- _Problem_
No pictures, nothing altered: return the data below.

Task input Block Start

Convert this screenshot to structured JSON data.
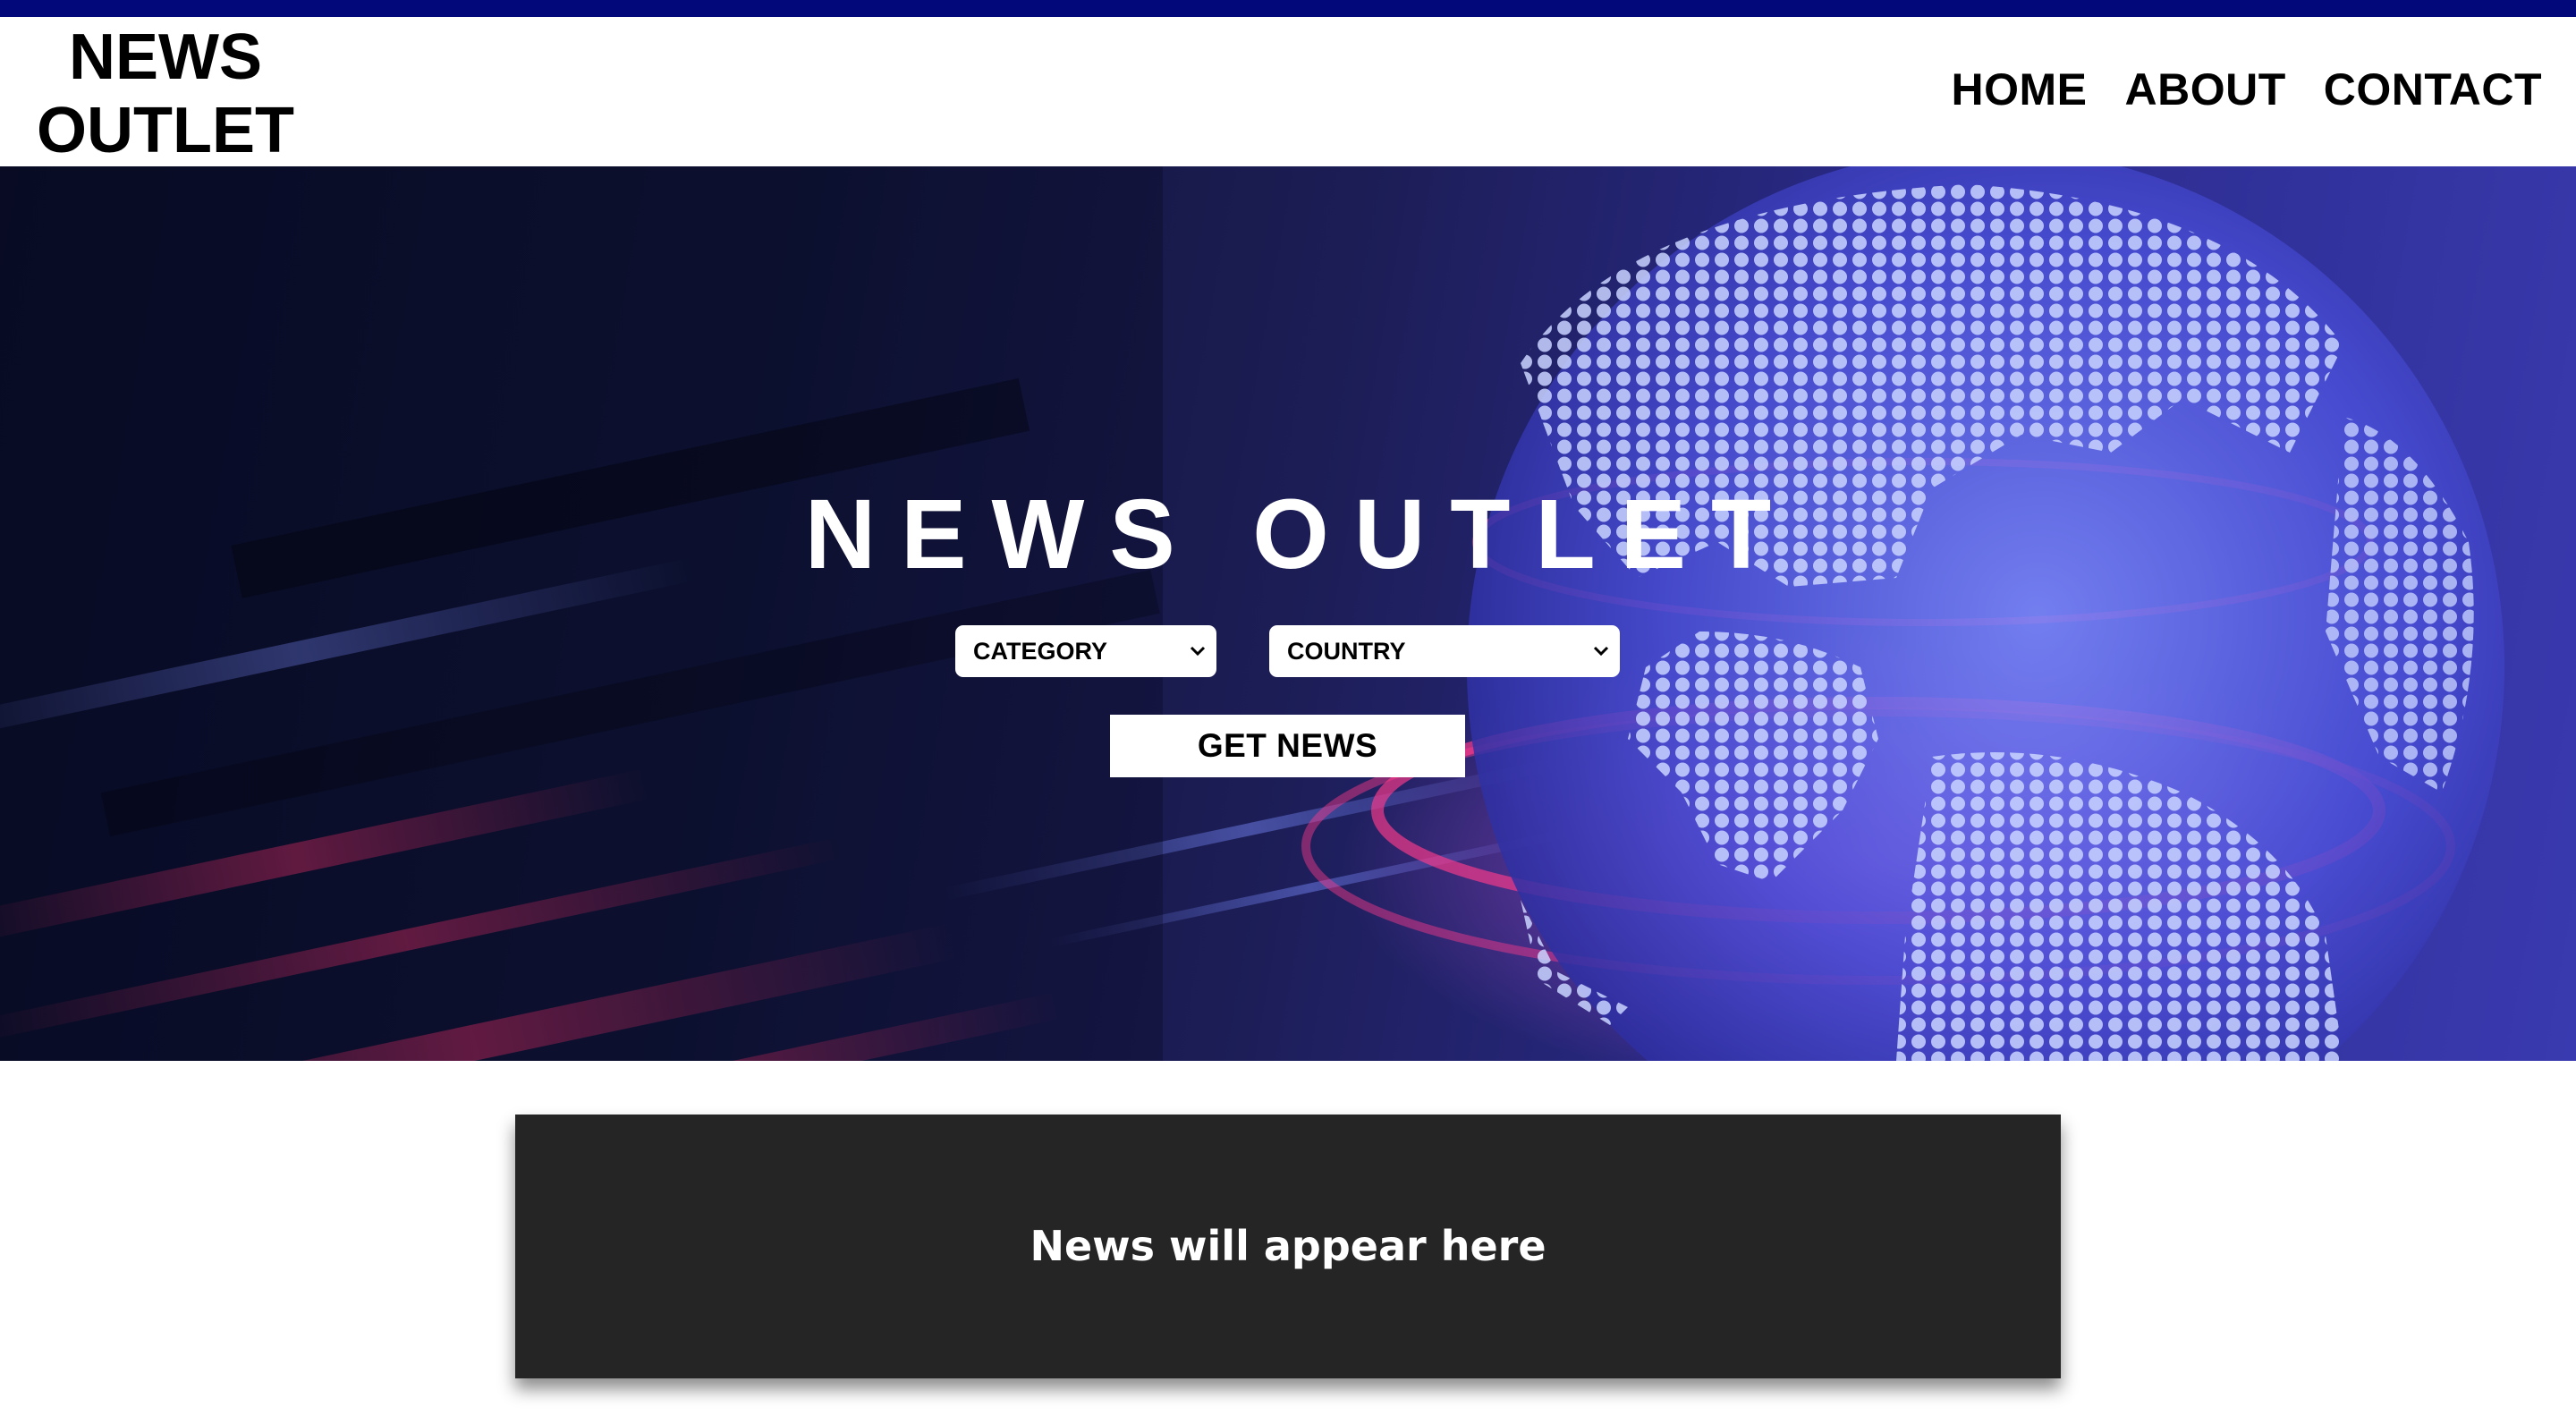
{
  "header": {
    "logo_line1": "NEWS",
    "logo_line2": "OUTLET",
    "nav": [
      {
        "label": "HOME"
      },
      {
        "label": "ABOUT"
      },
      {
        "label": "CONTACT"
      }
    ]
  },
  "hero": {
    "title": "NEWS OUTLET",
    "category_select": {
      "selected": "CATEGORY"
    },
    "country_select": {
      "selected": "COUNTRY"
    },
    "get_news_label": "GET NEWS"
  },
  "news": {
    "placeholder": "News will appear here"
  },
  "colors": {
    "top_bar": "#02087a",
    "news_box": "#252525",
    "text": "#000000"
  },
  "icons": {
    "select_arrow": "chevron-down-icon",
    "hero_image": "digital-globe-image"
  }
}
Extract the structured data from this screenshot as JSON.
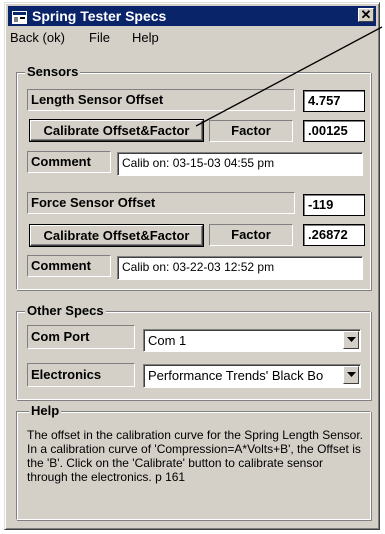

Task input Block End

- _Your response_
Convert this screenshot to structured JSON data.
{
  "header": {
    "logo_line1": "NEWS",
    "logo_line2": "OUTLET",
    "nav": [
      {
        "label": "HOME"
      },
      {
        "label": "ABOUT"
      },
      {
        "label": "CONTACT"
      }
    ]
  },
  "hero": {
    "title": "NEWS OUTLET",
    "category_select": {
      "selected": "CATEGORY"
    },
    "country_select": {
      "selected": "COUNTRY"
    },
    "get_news_label": "GET NEWS"
  },
  "news": {
    "placeholder": "News will appear here"
  },
  "colors": {
    "top_bar": "#02087a",
    "news_box": "#252525",
    "text": "#000000"
  },
  "icons": {
    "select_arrow": "chevron-down-icon",
    "hero_image": "digital-globe-image"
  }
}
Extract the structured data from this screenshot as JSON.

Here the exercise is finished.